After trying to look around a bit more for the source of the issue I decided to take a backup copy of the site instead.  Rather than troubleshooting at molasses speed, I wanted to bring a copy of the site up on one of our hosting servers – one we knew didn’t have any underlying issues.

12 hours later the backup still hadn’t finished.

Assuming it had hung up somehow I cancelled the backup, set up a different backup process, and crossed my fingers. This time it finished in about an hour and a half, and generated a 20GB backup file. This was a bit surprising – I knew they had a lot of images, but this was much larger than I expected.

I restored the backup on one of our development servers, logged into the back end, and right away it was much faster. I could easily move from section to section, and proceeded to look at page editing.

Divi still wouldn’t load though.  I updated Divi and still no luck.  While it is possible that there is a problem with Divi – I didn’t think it likely.  We look after a number of clients sites and none had similiar issues.


Suspecting it was some sort of plugin conflict I had a look at the plugins that were installed. There were all the ones we’d installed when we launched the site, and then a number of others that had been installed since. One plugin jumped out at me as being one that could possible cause the issue – and sure enough, I disabled that plugin and Divi loaded.

After moving the site and applying this one change I asked the client to test out the site.  Their feedback was “Uber fast by comparison [… to their own site]”

There was still more to do, though at this point it came down mostly to standard website maintenance, some user training, and some bad code added by one of their in-house developers.

  • “the front end editing display doesn’t display like it used to”: at some point they’d flipped the front end editing mode into wireframe mode – there is a setting for it on the page – I changed it back
  • even once the mode was set correctly, the editing display was still somewhat broken. The site could be edited in the front end, but the formatting was off.
    This took a bit longer to track down. At some point in adding an online learning system someone on their team had added some code to the sites functions.php file. I commented it all out and the front end display was back to the way it should be. Then it was just a matter of debugging that code a bit.
  • That plugin that was breaking divi just needed an update – and a number of other plugins were updated as well
  • We added the caching plugin we typically use (WP Rocket)  – actually I think re-added.  I’m pretty sure it would have been there when we launched the site.  We also did some other site optimization to get it moving even faster.
  • and other random bits and bobs

At the end of the day, the source of months of pain came down to just a couple of things:

  • a poorly performing server with out of date software
  • custom code added to the site that was breaking editing functions
  • some out of date plugins
  • and a little bit of a user training issue.
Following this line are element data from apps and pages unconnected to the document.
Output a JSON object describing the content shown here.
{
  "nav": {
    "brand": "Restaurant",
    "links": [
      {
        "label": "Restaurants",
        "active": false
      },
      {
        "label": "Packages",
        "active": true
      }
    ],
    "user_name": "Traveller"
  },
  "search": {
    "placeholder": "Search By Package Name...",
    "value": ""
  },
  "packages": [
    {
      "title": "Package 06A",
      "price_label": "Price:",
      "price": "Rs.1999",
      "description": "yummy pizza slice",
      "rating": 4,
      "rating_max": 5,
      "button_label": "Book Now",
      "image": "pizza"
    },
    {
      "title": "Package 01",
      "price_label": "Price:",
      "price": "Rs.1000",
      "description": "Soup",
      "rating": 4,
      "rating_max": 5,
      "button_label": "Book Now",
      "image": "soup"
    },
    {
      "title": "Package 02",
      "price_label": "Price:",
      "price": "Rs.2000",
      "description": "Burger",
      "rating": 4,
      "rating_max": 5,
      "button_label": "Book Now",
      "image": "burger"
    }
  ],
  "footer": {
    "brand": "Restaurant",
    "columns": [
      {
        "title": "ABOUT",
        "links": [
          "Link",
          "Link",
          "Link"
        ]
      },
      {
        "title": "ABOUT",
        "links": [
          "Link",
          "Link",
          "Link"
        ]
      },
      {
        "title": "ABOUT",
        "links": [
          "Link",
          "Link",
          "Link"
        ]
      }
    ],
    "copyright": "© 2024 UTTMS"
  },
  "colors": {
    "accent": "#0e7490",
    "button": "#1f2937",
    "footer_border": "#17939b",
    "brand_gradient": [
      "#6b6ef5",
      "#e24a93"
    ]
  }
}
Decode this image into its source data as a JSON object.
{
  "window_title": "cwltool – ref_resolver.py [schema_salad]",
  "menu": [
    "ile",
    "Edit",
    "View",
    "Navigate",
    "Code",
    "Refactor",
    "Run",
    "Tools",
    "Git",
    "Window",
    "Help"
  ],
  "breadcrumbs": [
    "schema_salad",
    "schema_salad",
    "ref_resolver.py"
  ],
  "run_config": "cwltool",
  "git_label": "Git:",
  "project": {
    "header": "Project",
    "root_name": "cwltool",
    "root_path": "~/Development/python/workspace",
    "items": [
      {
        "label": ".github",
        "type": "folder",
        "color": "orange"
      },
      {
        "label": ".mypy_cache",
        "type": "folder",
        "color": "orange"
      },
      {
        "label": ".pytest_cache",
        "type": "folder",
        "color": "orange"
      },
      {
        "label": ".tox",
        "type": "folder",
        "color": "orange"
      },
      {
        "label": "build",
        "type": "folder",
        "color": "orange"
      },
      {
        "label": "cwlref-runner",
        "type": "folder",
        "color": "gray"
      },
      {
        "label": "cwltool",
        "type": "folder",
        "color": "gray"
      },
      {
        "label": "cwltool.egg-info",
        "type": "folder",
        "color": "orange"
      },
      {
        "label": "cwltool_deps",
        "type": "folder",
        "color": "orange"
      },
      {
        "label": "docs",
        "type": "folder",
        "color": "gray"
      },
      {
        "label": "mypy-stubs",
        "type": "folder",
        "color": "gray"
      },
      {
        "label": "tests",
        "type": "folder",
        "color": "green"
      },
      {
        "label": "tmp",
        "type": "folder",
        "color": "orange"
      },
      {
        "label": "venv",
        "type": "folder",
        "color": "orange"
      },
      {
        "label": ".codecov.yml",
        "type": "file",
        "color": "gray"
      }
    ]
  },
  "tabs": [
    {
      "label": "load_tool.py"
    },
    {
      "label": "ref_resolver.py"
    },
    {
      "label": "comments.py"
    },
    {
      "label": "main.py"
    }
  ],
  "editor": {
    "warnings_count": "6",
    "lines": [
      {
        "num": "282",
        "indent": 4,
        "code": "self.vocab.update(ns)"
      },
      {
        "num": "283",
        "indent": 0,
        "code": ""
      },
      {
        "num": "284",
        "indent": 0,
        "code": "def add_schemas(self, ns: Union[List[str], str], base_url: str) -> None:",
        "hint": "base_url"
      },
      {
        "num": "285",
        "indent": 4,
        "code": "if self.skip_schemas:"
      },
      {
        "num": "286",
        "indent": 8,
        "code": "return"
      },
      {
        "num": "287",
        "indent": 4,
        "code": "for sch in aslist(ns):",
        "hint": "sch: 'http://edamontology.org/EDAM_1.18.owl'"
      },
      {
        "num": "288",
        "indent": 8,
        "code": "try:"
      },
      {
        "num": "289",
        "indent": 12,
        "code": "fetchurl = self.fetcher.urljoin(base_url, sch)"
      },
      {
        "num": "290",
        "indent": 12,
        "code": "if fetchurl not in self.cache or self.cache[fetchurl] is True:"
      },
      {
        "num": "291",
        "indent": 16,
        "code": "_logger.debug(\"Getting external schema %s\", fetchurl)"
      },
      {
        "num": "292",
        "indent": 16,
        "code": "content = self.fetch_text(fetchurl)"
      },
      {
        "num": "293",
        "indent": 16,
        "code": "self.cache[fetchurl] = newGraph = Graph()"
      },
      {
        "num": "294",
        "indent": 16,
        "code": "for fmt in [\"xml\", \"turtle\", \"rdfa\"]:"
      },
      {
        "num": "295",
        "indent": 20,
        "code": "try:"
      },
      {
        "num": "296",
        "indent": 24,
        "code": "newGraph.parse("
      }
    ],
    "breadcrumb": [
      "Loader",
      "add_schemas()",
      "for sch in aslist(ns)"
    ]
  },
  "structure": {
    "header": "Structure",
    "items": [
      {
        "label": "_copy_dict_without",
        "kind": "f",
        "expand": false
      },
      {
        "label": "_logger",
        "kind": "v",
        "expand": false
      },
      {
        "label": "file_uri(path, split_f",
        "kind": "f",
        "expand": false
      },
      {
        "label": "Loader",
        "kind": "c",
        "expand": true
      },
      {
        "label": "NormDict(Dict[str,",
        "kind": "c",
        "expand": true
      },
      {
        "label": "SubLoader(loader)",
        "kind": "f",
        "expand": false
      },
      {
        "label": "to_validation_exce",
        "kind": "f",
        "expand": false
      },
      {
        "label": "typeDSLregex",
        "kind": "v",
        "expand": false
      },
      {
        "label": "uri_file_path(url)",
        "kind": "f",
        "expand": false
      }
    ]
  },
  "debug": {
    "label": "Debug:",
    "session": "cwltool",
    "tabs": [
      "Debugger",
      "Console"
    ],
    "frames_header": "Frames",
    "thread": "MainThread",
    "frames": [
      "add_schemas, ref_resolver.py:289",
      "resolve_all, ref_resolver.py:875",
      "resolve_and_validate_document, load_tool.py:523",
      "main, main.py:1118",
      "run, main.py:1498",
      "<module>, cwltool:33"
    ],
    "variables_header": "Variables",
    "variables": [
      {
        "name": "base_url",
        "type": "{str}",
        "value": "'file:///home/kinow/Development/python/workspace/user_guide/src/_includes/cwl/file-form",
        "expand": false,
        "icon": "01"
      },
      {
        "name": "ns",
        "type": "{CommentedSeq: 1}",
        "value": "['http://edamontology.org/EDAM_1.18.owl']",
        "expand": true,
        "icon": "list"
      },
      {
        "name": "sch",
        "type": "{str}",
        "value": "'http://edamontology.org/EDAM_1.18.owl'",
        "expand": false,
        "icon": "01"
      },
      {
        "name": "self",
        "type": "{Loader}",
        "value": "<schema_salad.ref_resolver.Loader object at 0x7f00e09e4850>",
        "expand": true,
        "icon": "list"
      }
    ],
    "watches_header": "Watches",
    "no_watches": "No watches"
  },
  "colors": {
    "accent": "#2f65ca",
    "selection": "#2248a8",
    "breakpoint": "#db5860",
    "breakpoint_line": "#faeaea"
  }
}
Are you having trouble with a slow wordpress website – for site visitors or administrators?

Get in touch with us, we probably help.  We so this work all of the time and we’d love to help you out.

Please contact us if you’d like more information.